The problem: Line by line, print the records exactly, and keep images out of the copy.

Task data:
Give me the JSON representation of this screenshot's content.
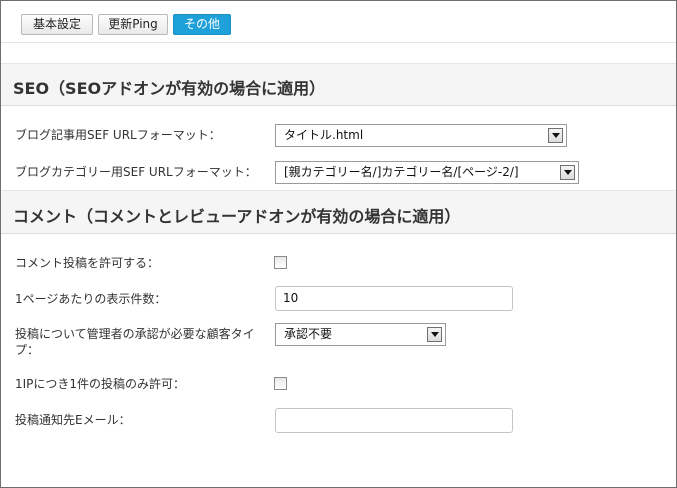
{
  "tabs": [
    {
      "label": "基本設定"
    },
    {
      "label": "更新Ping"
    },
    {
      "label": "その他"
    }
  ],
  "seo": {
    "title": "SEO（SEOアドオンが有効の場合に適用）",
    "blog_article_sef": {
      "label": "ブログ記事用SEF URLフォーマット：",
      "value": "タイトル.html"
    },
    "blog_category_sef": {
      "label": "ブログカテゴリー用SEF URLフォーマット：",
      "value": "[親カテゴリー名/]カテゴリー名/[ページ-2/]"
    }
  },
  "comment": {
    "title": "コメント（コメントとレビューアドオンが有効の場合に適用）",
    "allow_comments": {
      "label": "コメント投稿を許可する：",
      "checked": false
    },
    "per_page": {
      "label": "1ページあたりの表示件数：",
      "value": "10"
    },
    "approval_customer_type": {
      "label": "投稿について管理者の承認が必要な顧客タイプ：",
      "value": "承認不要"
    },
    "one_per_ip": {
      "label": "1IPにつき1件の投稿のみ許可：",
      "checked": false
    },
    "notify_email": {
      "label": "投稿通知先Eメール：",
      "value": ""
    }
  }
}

Solution below:
Give me the JSON representation of this screenshot's content.
{
  "tabs": [
    {
      "label": "基本設定"
    },
    {
      "label": "更新Ping"
    },
    {
      "label": "その他"
    }
  ],
  "seo": {
    "title": "SEO（SEOアドオンが有効の場合に適用）",
    "blog_article_sef": {
      "label": "ブログ記事用SEF URLフォーマット：",
      "value": "タイトル.html"
    },
    "blog_category_sef": {
      "label": "ブログカテゴリー用SEF URLフォーマット：",
      "value": "[親カテゴリー名/]カテゴリー名/[ページ-2/]"
    }
  },
  "comment": {
    "title": "コメント（コメントとレビューアドオンが有効の場合に適用）",
    "allow_comments": {
      "label": "コメント投稿を許可する：",
      "checked": false
    },
    "per_page": {
      "label": "1ページあたりの表示件数：",
      "value": "10"
    },
    "approval_customer_type": {
      "label": "投稿について管理者の承認が必要な顧客タイプ：",
      "value": "承認不要"
    },
    "one_per_ip": {
      "label": "1IPにつき1件の投稿のみ許可：",
      "checked": false
    },
    "notify_email": {
      "label": "投稿通知先Eメール：",
      "value": ""
    }
  }
}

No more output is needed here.